But the Boston-born son of an Irish father and Scottish mother – from a famed American political dynasty with roots firmly embedded in Galway and the west – found infinitely more that united his old and new home than divided them.
His voice is familiar to radio listeners from his frequent analysis of American politics; his thoughts are already well-known to readers of his weekly column in TheJournal.ie – and law students at NUIG have benefited from his expertise in that field on both sides of the Atlantic.
He spent a fair portion of lockdown writing the Bostonian, a biography in part – not just his own, but of his family and his uncle, US Congressman Brian Donnelly (the man forever synonymous with the Donnelly Visas) in particular.
Typical of him, he rarely puts himself centre-stage but what he succeeds in doing is putting his life, his work and his journey into context.
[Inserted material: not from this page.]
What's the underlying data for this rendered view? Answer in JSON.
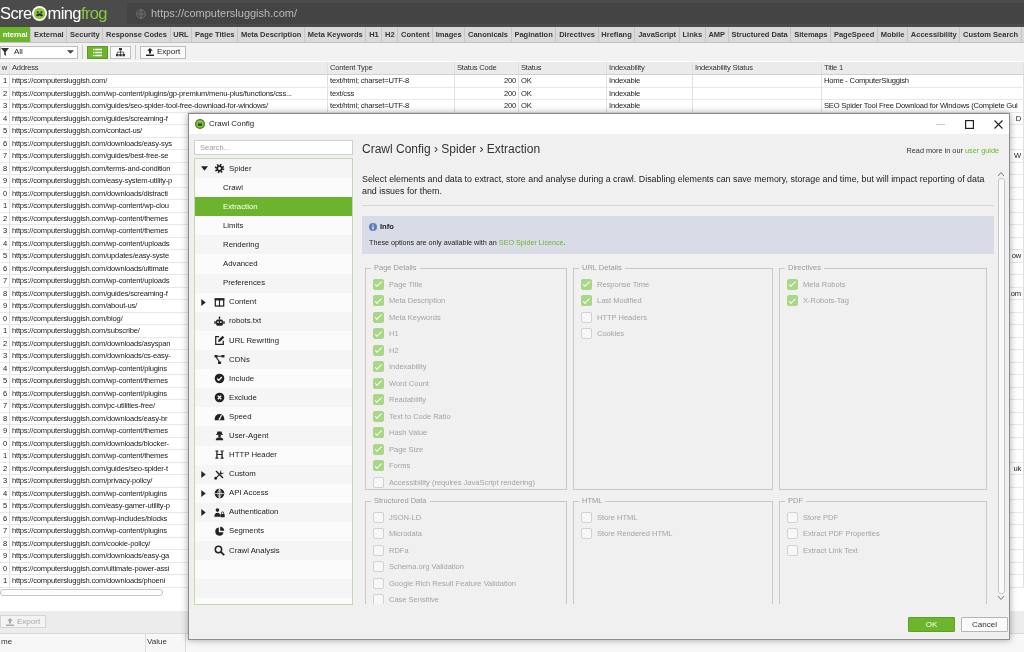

He was a man with roots on both sides of the Atlantic Ocean long before he ever made the journey to live here.
The photo on the cover of the Bostonian sets out the stall for the book, uniting uncle and nephew in an iconic pic; US Congressman Brian Donnelly marching in the 1983 Dorchester Day Parade in Boston – and an eight-year-old Larry Donnelly in the baseball cap looking up in wonderment.
“I’d always intended it to be a book about more than me. I particularly wanted it to be the story of Brian’s political career because that deserves to be told – but I didn’t think he would allow that to happen, because he has always loathed the limelight,” he says.
Read the full story – and an exclusive excerpt from the Bostonian – in this week’s Connacht Tribune, on sale in shops now. Or you can download the digital edition from www.connachttribune.ie